Greetings Loved Ones! Liu Is The Name, And Views Are My Game.
While en route to a new world, a group of interstellar colonists receive a transmission from a nearby planet. After analyzing the signal, they realize that its human in origin, and that the planet its coming from might have ideal living conditions. Deciding that this is too good an opportunity to pass up, the Captain sends down a small group to investigate. At first, everything goes just fine; the source of the transmission, a crashed space ship, is discovered without incident, and the world itself is rather hospitable. Things quickly devolve, however, when a member of the team is infected by a bizarre black fungus, which causes him to birth an aggressive alien monster. And if that’s not bad enough, the crew are found by a survivor of the crashed ship, who may, or may not, want to do them harm.
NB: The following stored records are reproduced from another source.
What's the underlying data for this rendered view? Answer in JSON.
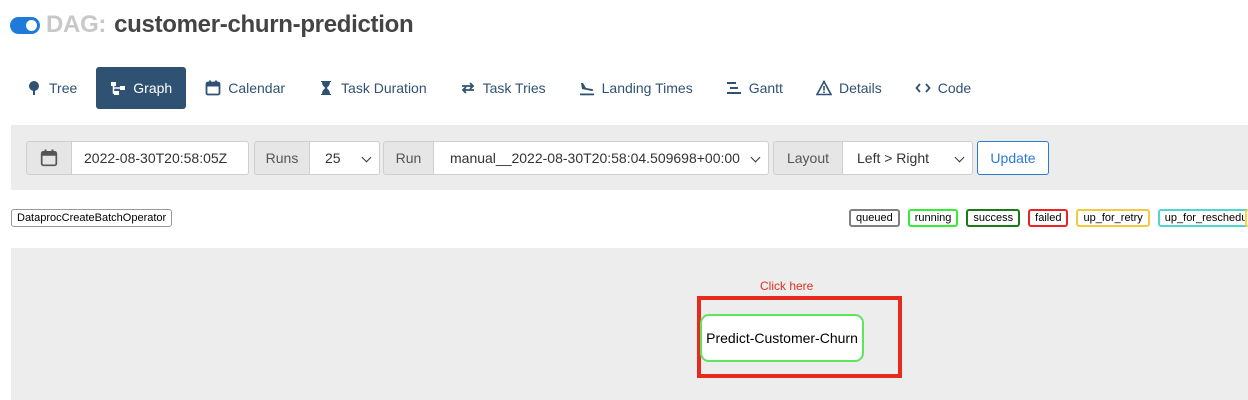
{
  "header": {
    "prefix": "DAG:",
    "dag_id": "customer-churn-prediction",
    "toggle_state": "on"
  },
  "tabs": [
    {
      "label": "Tree",
      "icon": "tree-icon",
      "active": false
    },
    {
      "label": "Graph",
      "icon": "graph-icon",
      "active": true
    },
    {
      "label": "Calendar",
      "icon": "calendar-icon",
      "active": false
    },
    {
      "label": "Task Duration",
      "icon": "hourglass-icon",
      "active": false
    },
    {
      "label": "Task Tries",
      "icon": "retry-icon",
      "active": false
    },
    {
      "label": "Landing Times",
      "icon": "plane-landing-icon",
      "active": false
    },
    {
      "label": "Gantt",
      "icon": "gantt-icon",
      "active": false
    },
    {
      "label": "Details",
      "icon": "warning-triangle-icon",
      "active": false
    },
    {
      "label": "Code",
      "icon": "code-icon",
      "active": false
    }
  ],
  "toolbar": {
    "date_value": "2022-08-30T20:58:05Z",
    "runs_label": "Runs",
    "runs_value": "25",
    "run_label": "Run",
    "run_value": "manual__2022-08-30T20:58:04.509698+00:00",
    "layout_label": "Layout",
    "layout_value": "Left > Right",
    "update_label": "Update"
  },
  "operator_tag": "DataprocCreateBatchOperator",
  "legend": [
    {
      "label": "queued",
      "color": "#808080"
    },
    {
      "label": "running",
      "color": "#00ff00"
    },
    {
      "label": "success",
      "color": "#008000"
    },
    {
      "label": "failed",
      "color": "#ff0000"
    },
    {
      "label": "up_for_retry",
      "color": "#ffd700"
    },
    {
      "label": "up_for_reschedule",
      "color": "#40e0d0"
    }
  ],
  "graph": {
    "annotation": "Click here",
    "annotation_color": "#e03020",
    "highlight_color": "#e8291e",
    "task_label": "Predict-Customer-Churn",
    "task_state_color": "#5ce65c"
  }
}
Alien: Covenant is not a movie I planned on seeing. It’s not that I dislike the Alien franchise; quite the opposite. I think 1979’s Alien is one of the most important movies ever made, and mandatory viewing for anyone who wants to make sci-fi. But I, and most other people, agree that each of its sequels fell in terms of quality, and that there are way, way too many remakes and spin-offs coming out these days. I’d much rather go support original films, like Bong Joon-Ho’s Okja, which comes out in June, and Max Landis’s Bright, which comes out in December. But after my girlfriend told me she wanted to see it, I decided, “what the hell? It’s an Alien movie. It can’t be that bad.” Oh, how wrong I was.
Now, just to be clear, this is not a terrible movie. The acting is good, and the production design and visual effects are very impressive, as you expect from a film with this big a budget. But when it comes to story and characterization, its got nothing new to bring to the table. Not only does it hit all the same beats as 1979’s Alien–crew receives transmission, investigates, gets chased by a monster–but it lacks what made the first film so special; interesting characters and an original premise. We’d never seen alien’s bursting from people’s chests before Alien. We’d never seen people being hunted by a monster in a spaceship before Alien. Now, though, in 2017, we have seen that. A lot. So the concept alone isn’t enough to get us invested. And while it’s absolutely true that no story, or characters, are ever truly original, good filmmakers are at least able to make them interesting by giving them quirks, interests, or engaging arcs. Not in Alien: Covenant. I didn’t care about anyone in the movie. I couldn’t even remember their names. I’m not exaggerating when I say that I learned more about these characters from the ad campaign, which featured fake video blogs, wherein they told us a little bit about themselves. That’s not good. And as is always the case with horror movie sequels, less emphasis is placed on tension and suspense than on body count and gore. But what really drove the nail in the coffin for me on this picture was how boring it was. Yeah, I couldn’t believe it either, but, at several points in the film, I was yawning. A movie about parasitic extraterrestrials that burst from people’s chests should NOT be boring. That premise is inherently interesting. But, somehow, the filmmakers managed to make it dull, and for that reason, I cannot recommend this movie to you all.